Tag Archives: comparative advantage

That trading thing people do

Canadian economist Nick Rowe made a comment on a blog post on comparative advantage that bugged me: The way I teach it, all gains from trade come either from differences between people, like comparative advantage, or else from economies of scale. So I think gains from trade is not more basic than comparative advantage. Gains […]

A fight over money

Over the last twelve months or so, the blogosphere saw another round of a long-standing fight over money. Not over getting more money (though that is an element too), but its nature and history. A story about debt The aforementioned tussle has been provoked by the publication of David Graeber’s intriguing, but seriously flawed, book Debt: The […]

What is this thing called property?

My nomination for the most misleading metaphor in modern philosophy is John Locke’s notion that, in a state of nature, one mixes one’s labour with something to rreate property. In John Locke’s words: The labour of his body, and the work of his hands, we may say, are properly his. Whatsoever then he removes out […]

Journalists are Luddites #groggate

No-one likes being made surplus to requirements, but being made surplus to requirements is at the heart of capitalism and ‘creative destruction’. In the ongoing fooferaw over Grog’s Gamut’s outing (and Jacques Chester is right, the Australian has trolled the progressive blogosphere with some skill), I’ve detected a distinct whiff of the Luddites or ‘Frame […]

‘Who is in charge of bread supply in London?’

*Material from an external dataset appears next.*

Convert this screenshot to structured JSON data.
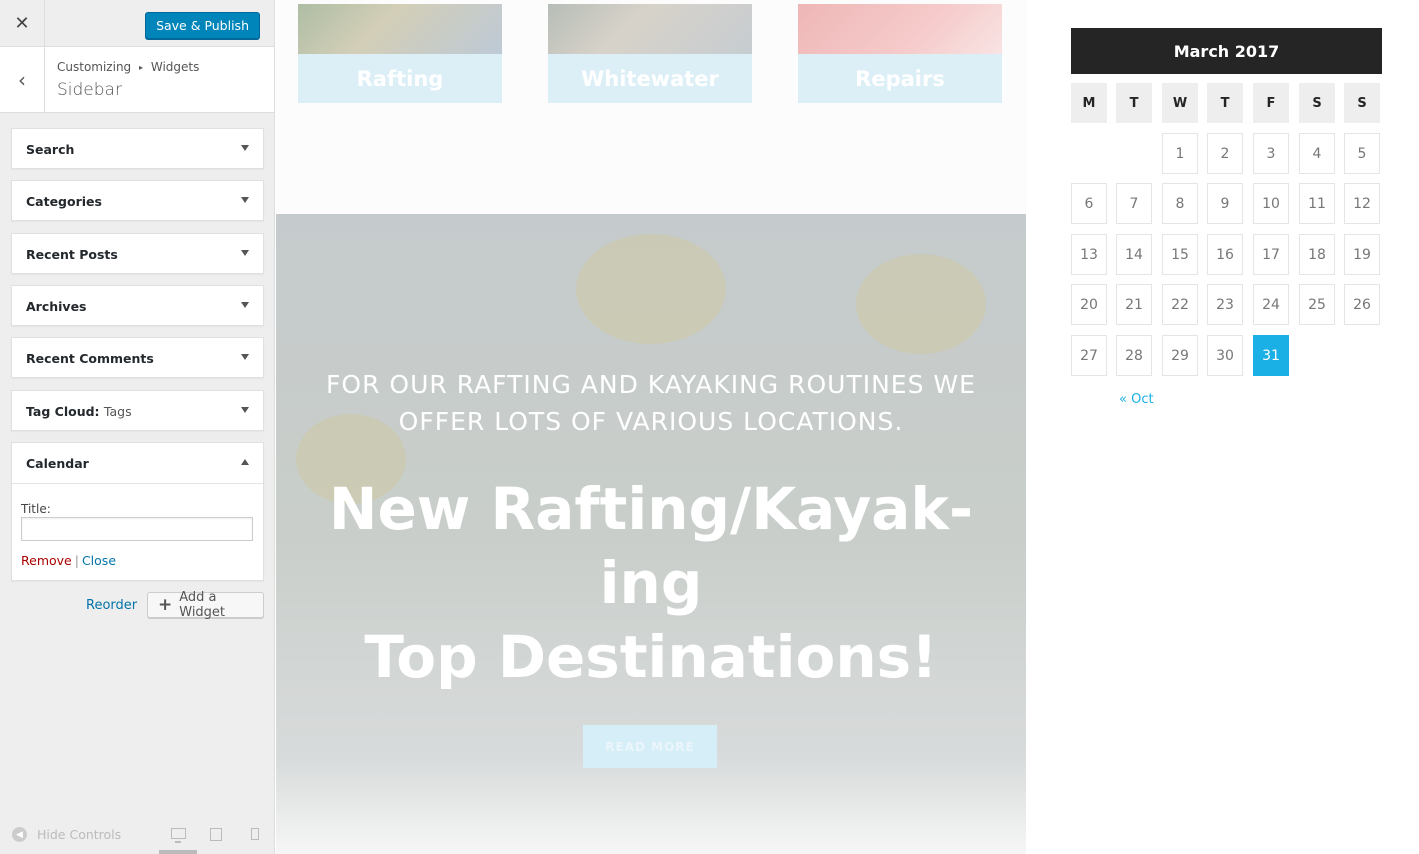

Sometime before 1989, a Soviet official asked economist Paul Seabright who was in charge of London’s bread supply. Seabright gave him an answer that is comical but also true: ‘nobody’. The bread we eat turns up on our tables thanks to an incredible team effort (bakers, machinists, electricity suppliers, distributors etc etc). And even more […]